(Work to be completed):
Copy each line of the entries beneath that contains the word "this".

START Entries provided

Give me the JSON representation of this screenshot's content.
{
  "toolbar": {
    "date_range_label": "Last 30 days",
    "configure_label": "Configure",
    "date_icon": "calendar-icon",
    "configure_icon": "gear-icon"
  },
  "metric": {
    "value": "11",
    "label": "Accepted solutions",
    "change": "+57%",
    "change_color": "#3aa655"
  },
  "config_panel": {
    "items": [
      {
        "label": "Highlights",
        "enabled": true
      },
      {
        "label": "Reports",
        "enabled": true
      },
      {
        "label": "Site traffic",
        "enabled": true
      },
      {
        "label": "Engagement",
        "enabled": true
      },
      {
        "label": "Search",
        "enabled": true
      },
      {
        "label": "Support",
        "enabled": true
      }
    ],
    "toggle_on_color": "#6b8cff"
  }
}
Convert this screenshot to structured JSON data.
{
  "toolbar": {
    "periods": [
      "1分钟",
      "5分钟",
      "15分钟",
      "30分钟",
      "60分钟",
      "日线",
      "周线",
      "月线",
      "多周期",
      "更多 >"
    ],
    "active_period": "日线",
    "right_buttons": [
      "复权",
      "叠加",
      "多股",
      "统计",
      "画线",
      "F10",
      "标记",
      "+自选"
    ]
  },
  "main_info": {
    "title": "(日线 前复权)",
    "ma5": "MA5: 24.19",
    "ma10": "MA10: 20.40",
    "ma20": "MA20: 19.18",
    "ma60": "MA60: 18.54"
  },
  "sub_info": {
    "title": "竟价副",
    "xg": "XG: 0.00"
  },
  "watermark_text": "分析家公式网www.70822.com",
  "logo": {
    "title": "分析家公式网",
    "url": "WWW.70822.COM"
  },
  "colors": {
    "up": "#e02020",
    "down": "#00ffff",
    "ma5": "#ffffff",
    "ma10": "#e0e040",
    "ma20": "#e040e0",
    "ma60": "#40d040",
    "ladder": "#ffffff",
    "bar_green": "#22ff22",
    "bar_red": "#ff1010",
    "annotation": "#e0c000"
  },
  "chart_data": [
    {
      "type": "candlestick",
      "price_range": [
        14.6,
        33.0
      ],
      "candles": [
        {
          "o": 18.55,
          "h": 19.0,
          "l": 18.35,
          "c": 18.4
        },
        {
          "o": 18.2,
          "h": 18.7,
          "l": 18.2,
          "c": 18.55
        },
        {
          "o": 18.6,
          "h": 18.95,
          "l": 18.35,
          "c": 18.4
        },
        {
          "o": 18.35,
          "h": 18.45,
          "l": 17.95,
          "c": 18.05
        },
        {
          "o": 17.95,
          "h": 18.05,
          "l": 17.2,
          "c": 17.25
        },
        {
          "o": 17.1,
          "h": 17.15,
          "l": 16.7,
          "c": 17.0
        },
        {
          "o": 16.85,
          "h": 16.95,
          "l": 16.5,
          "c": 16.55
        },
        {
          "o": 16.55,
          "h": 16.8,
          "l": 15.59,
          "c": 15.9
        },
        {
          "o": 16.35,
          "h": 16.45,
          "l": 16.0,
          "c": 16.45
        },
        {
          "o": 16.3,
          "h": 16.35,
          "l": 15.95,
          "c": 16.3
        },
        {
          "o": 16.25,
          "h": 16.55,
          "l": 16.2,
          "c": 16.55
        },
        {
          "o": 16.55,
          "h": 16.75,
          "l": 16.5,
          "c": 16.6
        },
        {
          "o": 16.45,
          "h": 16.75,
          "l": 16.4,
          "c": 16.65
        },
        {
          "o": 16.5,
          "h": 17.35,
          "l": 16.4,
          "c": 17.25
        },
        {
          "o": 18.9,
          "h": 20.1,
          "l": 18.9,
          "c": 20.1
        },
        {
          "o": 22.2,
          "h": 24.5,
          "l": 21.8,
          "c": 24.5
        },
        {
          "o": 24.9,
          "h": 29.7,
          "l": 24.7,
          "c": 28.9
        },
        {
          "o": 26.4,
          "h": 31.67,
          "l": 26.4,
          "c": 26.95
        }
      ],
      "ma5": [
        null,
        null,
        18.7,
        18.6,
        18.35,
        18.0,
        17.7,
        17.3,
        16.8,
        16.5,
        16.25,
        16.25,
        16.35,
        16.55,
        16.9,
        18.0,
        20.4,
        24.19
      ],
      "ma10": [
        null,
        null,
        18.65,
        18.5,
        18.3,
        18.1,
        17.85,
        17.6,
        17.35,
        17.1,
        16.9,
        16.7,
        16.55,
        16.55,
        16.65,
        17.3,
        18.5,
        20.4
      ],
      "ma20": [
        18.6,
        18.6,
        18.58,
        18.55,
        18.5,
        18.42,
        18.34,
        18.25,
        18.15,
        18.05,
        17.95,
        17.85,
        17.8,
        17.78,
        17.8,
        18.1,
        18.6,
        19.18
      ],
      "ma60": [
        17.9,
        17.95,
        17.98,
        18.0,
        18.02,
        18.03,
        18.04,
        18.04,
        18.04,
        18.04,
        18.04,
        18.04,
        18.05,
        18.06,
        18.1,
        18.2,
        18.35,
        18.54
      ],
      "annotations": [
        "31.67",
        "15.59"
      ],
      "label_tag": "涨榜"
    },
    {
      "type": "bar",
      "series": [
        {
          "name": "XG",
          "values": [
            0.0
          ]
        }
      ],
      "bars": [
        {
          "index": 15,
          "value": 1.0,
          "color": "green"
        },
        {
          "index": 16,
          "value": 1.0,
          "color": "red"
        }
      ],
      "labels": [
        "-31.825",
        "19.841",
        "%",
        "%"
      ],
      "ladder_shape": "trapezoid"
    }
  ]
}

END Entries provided

(Written solution):
Give me the JSON representation of this screenshot's content.
Convert this screenshot to structured JSON data.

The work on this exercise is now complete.